Look for the line with "Read all visible" in the data below, then reproduce word for word that line and every line after it. Leave out all pictures and add nothing.

EXTRACTED MATERIAL START

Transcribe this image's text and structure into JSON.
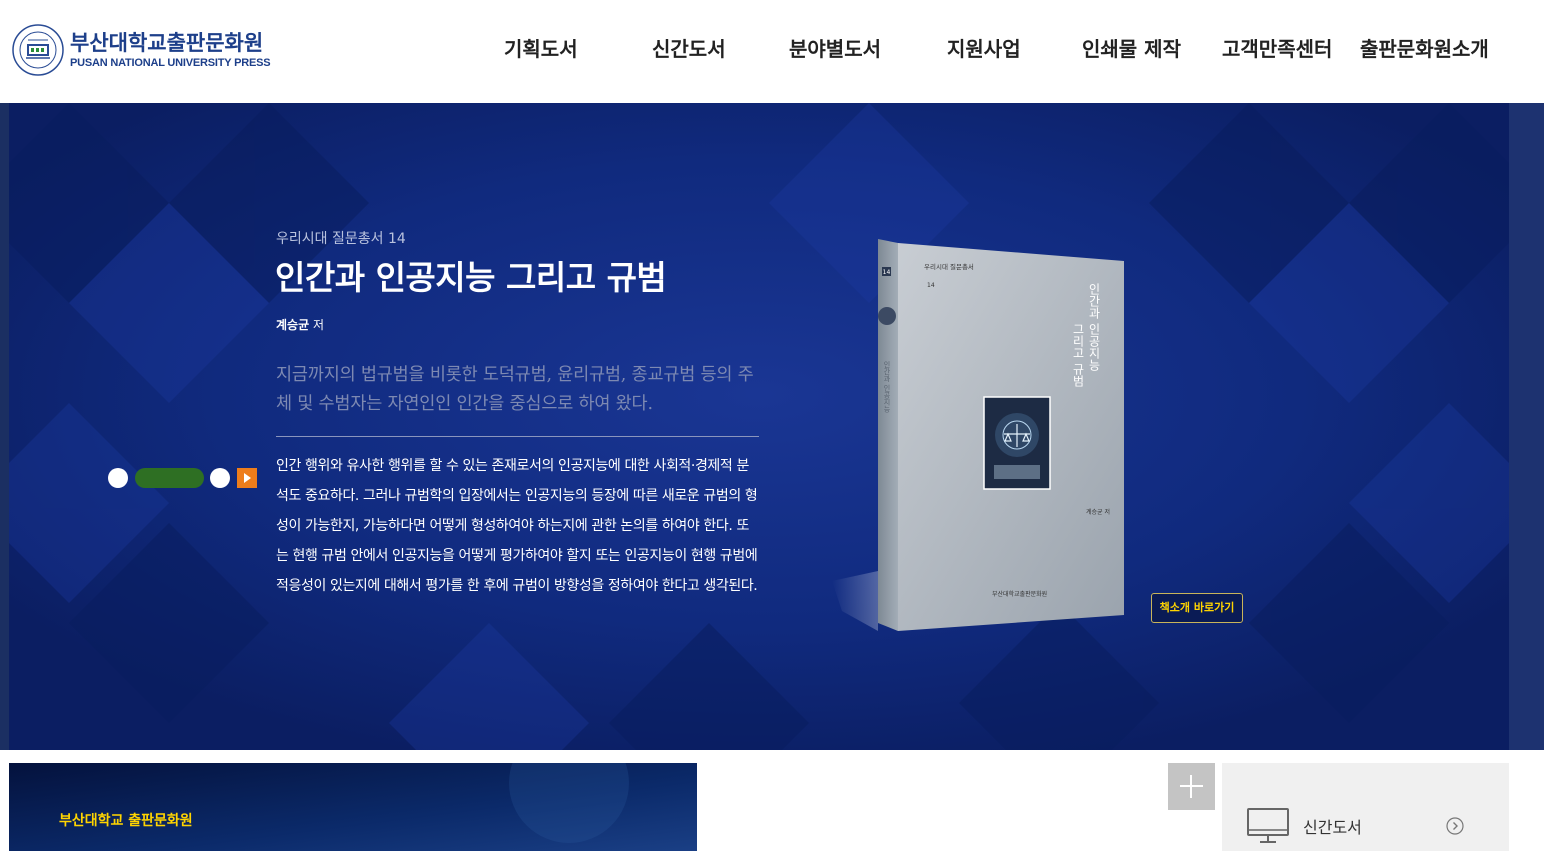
{
  "header": {
    "logo_ko": "부산대학교출판문화원",
    "logo_en": "PUSAN NATIONAL UNIVERSITY PRESS",
    "nav": [
      {
        "label": "기획도서"
      },
      {
        "label": "신간도서"
      },
      {
        "label": "분야별도서"
      },
      {
        "label": "지원사업"
      },
      {
        "label": "인쇄물 제작"
      },
      {
        "label": "고객만족센터"
      },
      {
        "label": "출판문화원소개"
      }
    ]
  },
  "hero": {
    "series": "우리시대 질문총서 14",
    "title": "인간과 인공지능 그리고 규범",
    "author_name": "계승균",
    "author_suffix": "저",
    "lead": "지금까지의 법규범을 비롯한 도덕규범, 윤리규범, 종교규범 등의 주체 및 수범자는 자연인인 인간을 중심으로 하여 왔다.",
    "description": "인간 행위와 유사한 행위를 할 수 있는 존재로서의 인공지능에 대한 사회적·경제적 분석도 중요하다. 그러나 규범학의 입장에서는 인공지능의 등장에 따른 새로운 규범의 형성이 가능한지, 가능하다면 어떻게 형성하여야 하는지에 관한 논의를 하여야 한다. 또는 현행 규범 안에서 인공지능을 어떻게 평가하여야 할지 또는 인공지능이 현행 규범에 적응성이 있는지에 대해서 평가를 한 후에 규범이 방향성을 정하여야 한다고 생각된다.",
    "go_button": "책소개 바로가기",
    "book_cover": {
      "series_small": "우리시대 질문총서",
      "number": "14",
      "title_vertical_1": "인간과 인공지능",
      "title_vertical_2": "그리고 규범",
      "author_small": "계승균 저",
      "publisher": "부산대학교출판문화원"
    },
    "colors": {
      "background": "#0e2470",
      "pager_active": "#2e6f23",
      "play": "#ee7d1b",
      "button_text": "#ffd400"
    }
  },
  "bottom": {
    "banner_label": "부산대학교 출판문화원",
    "new_books_label": "신간도서",
    "plus_icon": "plus-icon",
    "monitor_icon": "monitor-icon"
  }
}
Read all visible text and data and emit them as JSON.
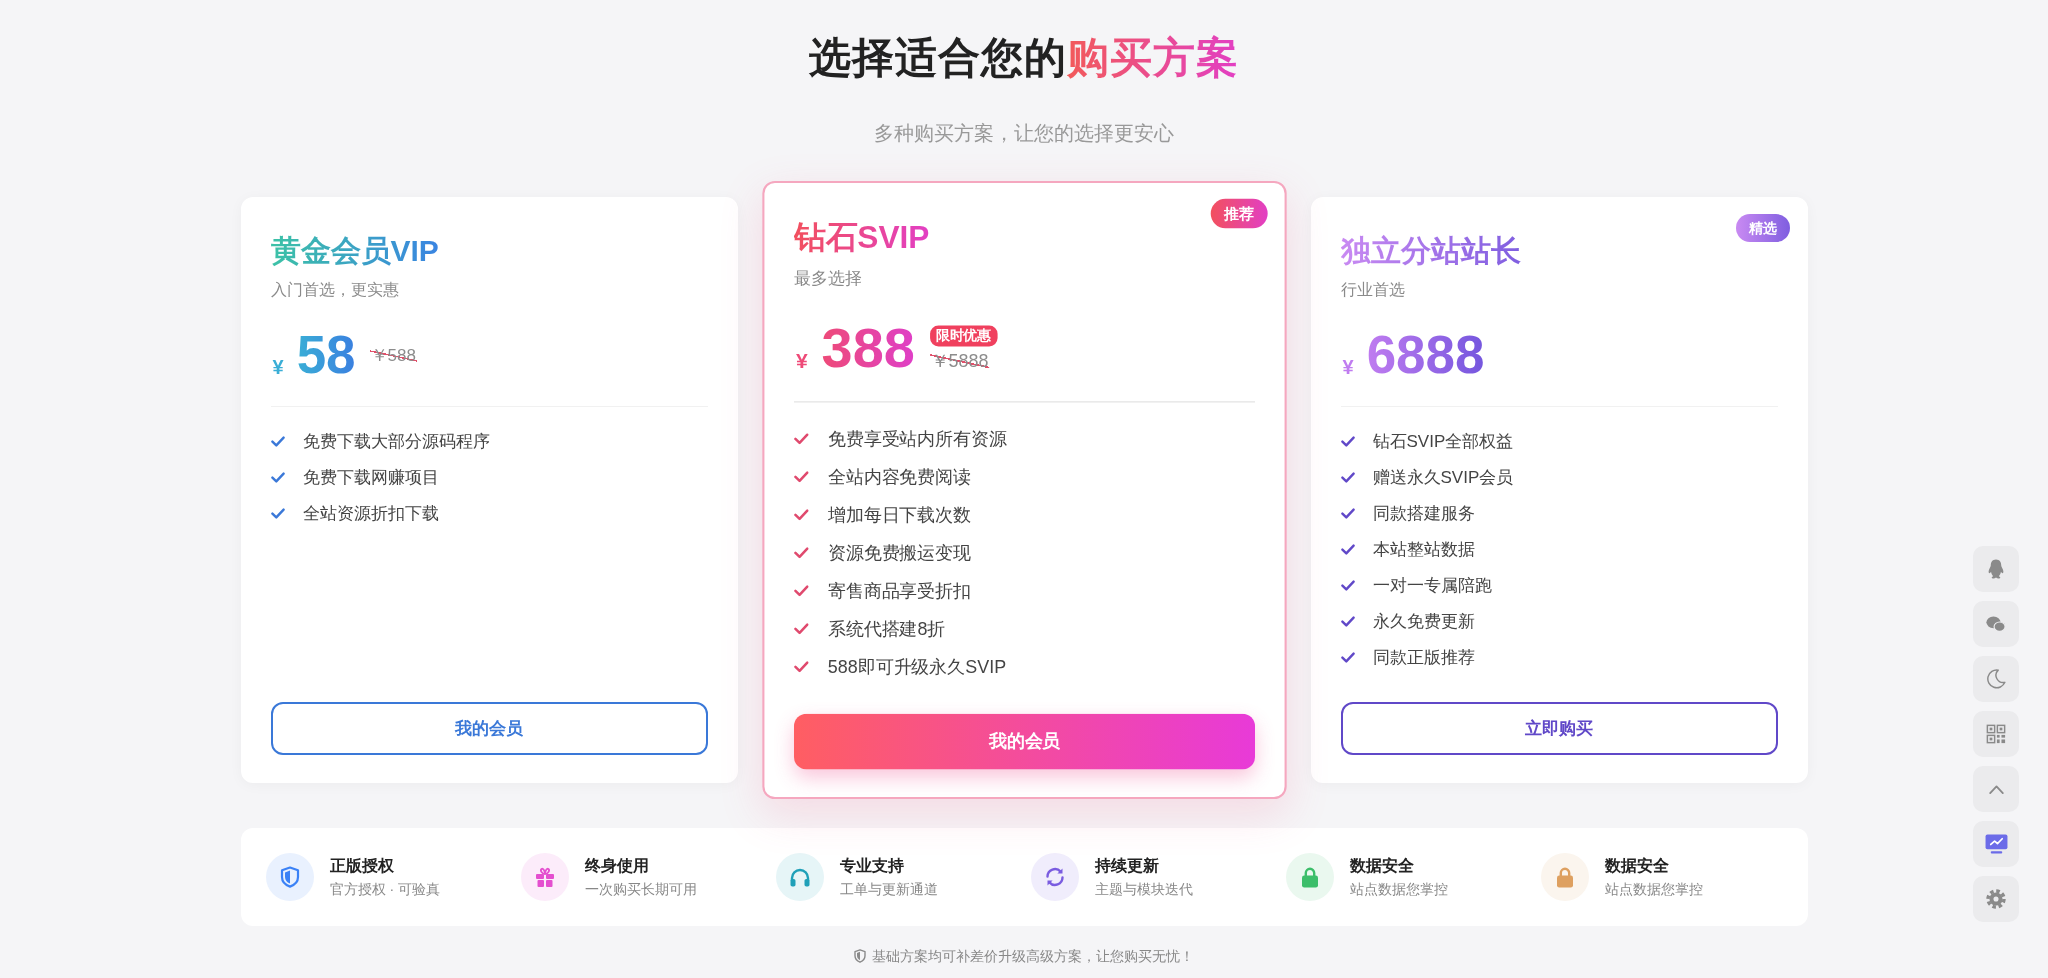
{
  "header": {
    "title": "选择适合您的",
    "title_highlight": "购买方案",
    "subtitle": "多种购买方案，让您的选择更安心"
  },
  "plans": [
    {
      "name": "黄金会员VIP",
      "tagline": "入门首选，更实惠",
      "currency": "¥",
      "price": "58",
      "original_price": "￥588",
      "features": [
        "免费下载大部分源码程序",
        "免费下载网赚项目",
        "全站资源折扣下载"
      ],
      "button": "我的会员",
      "featured": false,
      "color": "#3a78d8"
    },
    {
      "name": "钻石SVIP",
      "badge": "推荐",
      "tagline": "最多选择",
      "currency": "¥",
      "price": "388",
      "promo_tag": "限时优惠",
      "original_price": "￥5888",
      "features": [
        "免费享受站内所有资源",
        "全站内容免费阅读",
        "增加每日下载次数",
        "资源免费搬运变现",
        "寄售商品享受折扣",
        "系统代搭建8折",
        "588即可升级永久SVIP"
      ],
      "button": "我的会员",
      "featured": true,
      "color": "#e04a6e"
    },
    {
      "name": "独立分站站长",
      "badge": "精选",
      "tagline": "行业首选",
      "currency": "¥",
      "price": "6888",
      "features": [
        "钻石SVIP全部权益",
        "赠送永久SVIP会员",
        "同款搭建服务",
        "本站整站数据",
        "一对一专属陪跑",
        "永久免费更新",
        "同款正版推荐"
      ],
      "button": "立即购买",
      "featured": false,
      "color": "#6048c8"
    }
  ],
  "highlights": [
    {
      "title": "正版授权",
      "subtitle": "官方授权 · 可验真"
    },
    {
      "title": "终身使用",
      "subtitle": "一次购买长期可用"
    },
    {
      "title": "专业支持",
      "subtitle": "工单与更新通道"
    },
    {
      "title": "持续更新",
      "subtitle": "主题与模块迭代"
    },
    {
      "title": "数据安全",
      "subtitle": "站点数据您掌控"
    },
    {
      "title": "数据安全",
      "subtitle": "站点数据您掌控"
    }
  ],
  "footer_note": "基础方案均可补差价升级高级方案，让您购买无忧！"
}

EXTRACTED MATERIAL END

# [RESPONSE]
Read all visible text and data and emit them as JSON.
{
  "header": {
    "title": "选择适合您的",
    "title_highlight": "购买方案",
    "subtitle": "多种购买方案，让您的选择更安心"
  },
  "plans": [
    {
      "name": "黄金会员VIP",
      "tagline": "入门首选，更实惠",
      "currency": "¥",
      "price": "58",
      "original_price": "￥588",
      "features": [
        "免费下载大部分源码程序",
        "免费下载网赚项目",
        "全站资源折扣下载"
      ],
      "button": "我的会员",
      "featured": false,
      "color": "#3a78d8"
    },
    {
      "name": "钻石SVIP",
      "badge": "推荐",
      "tagline": "最多选择",
      "currency": "¥",
      "price": "388",
      "promo_tag": "限时优惠",
      "original_price": "￥5888",
      "features": [
        "免费享受站内所有资源",
        "全站内容免费阅读",
        "增加每日下载次数",
        "资源免费搬运变现",
        "寄售商品享受折扣",
        "系统代搭建8折",
        "588即可升级永久SVIP"
      ],
      "button": "我的会员",
      "featured": true,
      "color": "#e04a6e"
    },
    {
      "name": "独立分站站长",
      "badge": "精选",
      "tagline": "行业首选",
      "currency": "¥",
      "price": "6888",
      "features": [
        "钻石SVIP全部权益",
        "赠送永久SVIP会员",
        "同款搭建服务",
        "本站整站数据",
        "一对一专属陪跑",
        "永久免费更新",
        "同款正版推荐"
      ],
      "button": "立即购买",
      "featured": false,
      "color": "#6048c8"
    }
  ],
  "highlights": [
    {
      "title": "正版授权",
      "subtitle": "官方授权 · 可验真"
    },
    {
      "title": "终身使用",
      "subtitle": "一次购买长期可用"
    },
    {
      "title": "专业支持",
      "subtitle": "工单与更新通道"
    },
    {
      "title": "持续更新",
      "subtitle": "主题与模块迭代"
    },
    {
      "title": "数据安全",
      "subtitle": "站点数据您掌控"
    },
    {
      "title": "数据安全",
      "subtitle": "站点数据您掌控"
    }
  ],
  "footer_note": "基础方案均可补差价升级高级方案，让您购买无忧！"
}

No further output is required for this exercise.